Reduction can also help to intensify the color of a sauce and to balance flavors by removing some of the watery or bitter elements. The process of reducing liquid is commonly used in sauces, soups, broths, and other dishes to enhance their taste and texture.
To reduce a liquid, you simmer it, uncovered, until the desired consistency is achieved. Simmering means cooking a liquid at a temperature just below boiling point (around 180°F to 200°F) with occasional small bubbles breaking the surface, while boiling is a more vigorous process with rapid bubbles and a rolling boil. Simmering gently allows the liquid to cook down slowly, concentrating its flavors, without boiling off too much liquid too quickly or burning the bottom. This process evaporates the water and increases the concentration of flavors in the remaining liquid, producing a thicker and more flavorful sauce.
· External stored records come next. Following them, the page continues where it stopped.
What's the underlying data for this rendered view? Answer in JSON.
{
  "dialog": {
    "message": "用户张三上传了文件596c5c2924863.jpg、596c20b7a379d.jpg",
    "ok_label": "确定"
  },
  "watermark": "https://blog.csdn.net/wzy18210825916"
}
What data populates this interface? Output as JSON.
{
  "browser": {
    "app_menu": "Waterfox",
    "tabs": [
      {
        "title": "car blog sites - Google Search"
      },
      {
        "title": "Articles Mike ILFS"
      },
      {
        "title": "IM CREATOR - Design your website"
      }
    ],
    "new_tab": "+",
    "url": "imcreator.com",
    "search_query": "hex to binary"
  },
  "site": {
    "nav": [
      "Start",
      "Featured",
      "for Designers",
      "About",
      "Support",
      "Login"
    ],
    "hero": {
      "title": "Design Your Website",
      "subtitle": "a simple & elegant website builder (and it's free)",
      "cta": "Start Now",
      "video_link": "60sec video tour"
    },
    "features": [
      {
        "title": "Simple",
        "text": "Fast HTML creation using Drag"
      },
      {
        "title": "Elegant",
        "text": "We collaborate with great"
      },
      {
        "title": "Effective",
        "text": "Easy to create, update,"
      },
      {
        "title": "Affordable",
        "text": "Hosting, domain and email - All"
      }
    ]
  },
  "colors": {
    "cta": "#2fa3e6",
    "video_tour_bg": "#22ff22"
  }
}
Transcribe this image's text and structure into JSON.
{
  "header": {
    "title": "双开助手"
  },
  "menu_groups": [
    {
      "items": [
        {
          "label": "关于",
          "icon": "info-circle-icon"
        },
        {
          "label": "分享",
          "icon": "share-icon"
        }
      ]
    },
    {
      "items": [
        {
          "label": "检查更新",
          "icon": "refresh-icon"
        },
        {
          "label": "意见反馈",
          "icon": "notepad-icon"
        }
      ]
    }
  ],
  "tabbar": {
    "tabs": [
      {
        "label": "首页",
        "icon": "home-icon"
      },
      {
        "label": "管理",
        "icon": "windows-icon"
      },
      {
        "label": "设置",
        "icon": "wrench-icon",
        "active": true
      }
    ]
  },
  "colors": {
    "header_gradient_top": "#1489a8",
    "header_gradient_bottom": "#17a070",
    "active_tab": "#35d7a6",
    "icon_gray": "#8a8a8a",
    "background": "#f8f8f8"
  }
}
Stirring occasionally and monitoring the temperature is important to ensure that the liquid does not boil over or burn.